possible when we work together to make our healthcare system, and our
lives, better. We have seen so much healing between all of you here on
PatientsLikeMe, and it is because we are all sharing together – not
PatientsLikeMe was recently asked to testify before the U.S. Department of Health and Human Services National Committee for Vital and Health Statistics
(NCVHS). The NCVHS Subcommittee on Privacy, Confidentiality and
Security is responsible for exploring these aforementioned issues as
they relate to healthcare, and ran a 3-day hearing to spur informative
dialogue about the future of e-healthcare. I was honored to represent
PatientsLikeMe, and the thousands of patient members of our
communities, as I testified on all of our behalf at that hearing.
As I said in the hearing, openness is what is and can help patients.
It’s what matters. We believe in the concept called “The Network
Patient” – an approach that puts patients first by giving you what you
need to know when you need to know it, and empowering you to act on
that information. As members of PatientsLikeMe, you have chosen to
embrace openness and take control of your health. You volunteer your
health information, your experiences, your life – all in an effort to
improve your care, support others, and move research forward.
Here are a few excerpts from our prepared testimony statement that
expand on privacy, openness and the future of our health system.
our experiences at PatientsLikeMe, we know patients are aware of the
issues. They understand and weigh the risks and benefits, and are
intelligently making rational choices about where they are comfortable
sharing information and how their information will be used to help. If
we infringe on this right to share or speak (in the interest of
preventing discrimination), we are preventing the flow of information
and, by our read, acting contrary to the values on which our country
Privacy is also more than
a legal concept, it is also a philosophical concept. A modern focus on
privacy as a goal, not as a right, has moved the line to the point that
medicine is slowed, treatments are delayed, and patients die for
failure to have what they need when they need it. We have substituted
real harm for mostly theoretical harm. We would even argue that the
philosophical focus on privacy is a bad thing. We believe that openness
is much more powerful concept than privacy in medicine, and one that
gives patients the power to take control of their health…
We have to begin to work
on building a society that allows the variation in human health and the
variation in human condition, one that allows people to be
philosophically created equal. We need to work on building a society
where information is not used to discriminate, but to assist and
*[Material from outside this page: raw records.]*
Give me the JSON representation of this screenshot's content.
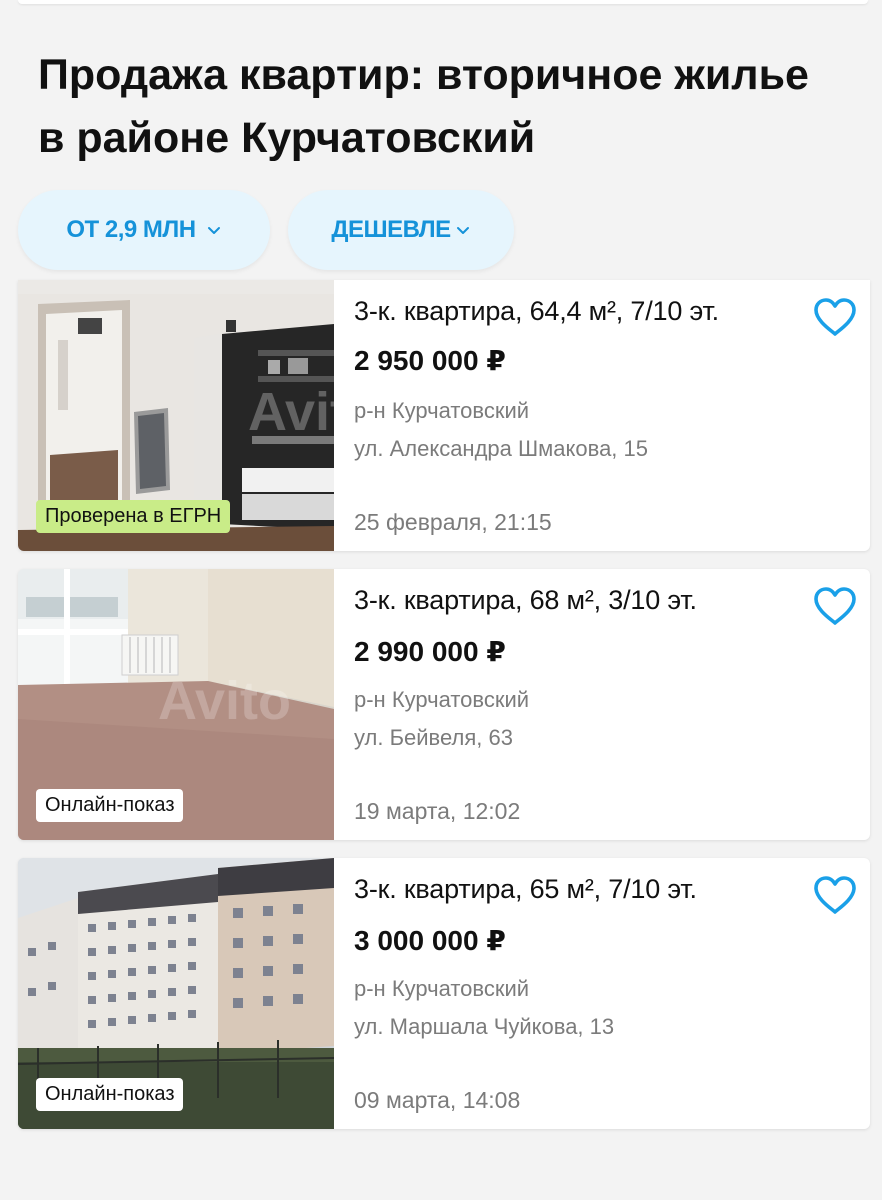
{
  "page": {
    "title": "Продажа квартир: вторичное жилье в районе Курчатовский"
  },
  "filters": {
    "price_label": "ОТ 2,9 МЛН",
    "sort_label": "ДЕШЕВЛЕ"
  },
  "colors": {
    "accent": "#1592d9",
    "chip_bg": "#e6f5fd",
    "badge_green": "#c9ec88",
    "favorite_icon": "#1aa0e8"
  },
  "listings": [
    {
      "title": "3-к. квартира, 64,4 м², 7/10 эт.",
      "price": "2 950 000 ₽",
      "district": "р-н Курчатовский",
      "address": "ул. Александра Шмакова, 15",
      "date": "25 февраля, 21:15",
      "badge": "Проверена в ЕГРН",
      "photo_watermark": "Avito",
      "favorite_icon": "heart-outline-icon"
    },
    {
      "title": "3-к. квартира, 68 м², 3/10 эт.",
      "price": "2 990 000 ₽",
      "district": "р-н Курчатовский",
      "address": "ул. Бейвеля, 63",
      "date": "19 марта, 12:02",
      "badge": "Онлайн-показ",
      "photo_watermark": "Avito",
      "favorite_icon": "heart-outline-icon"
    },
    {
      "title": "3-к. квартира, 65 м², 7/10 эт.",
      "price": "3 000 000 ₽",
      "district": "р-н Курчатовский",
      "address": "ул. Маршала Чуйкова, 13",
      "date": "09 марта, 14:08",
      "badge": "Онлайн-показ",
      "favorite_icon": "heart-outline-icon"
    }
  ]
}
support and improve. Restricting the flow of information will not
advance solving this problem.
This is not a simple
transformation, but we believe it is inevitable. The major privacy
issues are not only about health records, but the invisible trail of
“breadcrumbs” we leave behind us day to day in life. Health is not a
separate concept. It is an integrated concept and, in an integrated
world, we have to decide how to build a society that can handle the
reality that not all are healthy. We need to work together to get the
most productivity and life from all of us.
We believe openness can lead the way to such a society.”
The full testimony is available here and posted to the NCVHS website (along with audio archive
of the 5/20/09 hearing). A transcript will also be made available soon.
These hearings, and of course our blog, are open to the public for
comment on these issues. In the spirit of sharing, please share your
thoughts with us here.
Jamie Heywood is Chairman of PatientsLikeMe,
one of the leading Health 2.0 community sites. Jamie came into health
care trying to find a cure for ALS when his brother Stephen contracted
the disease. Now with his other brother Ben, Jamie is pushing the
boundaries of what patient communities can do. He recently testified on
patient privacy before the National Committee on Vital and Health
Statistics, and this article is what he told members of the
PatientsLikeMe community about that testimony on the PatientsLikeMe blog. We're running it on THCB because we think it's a very valuable addition to the too narrowly focused argument on privacy.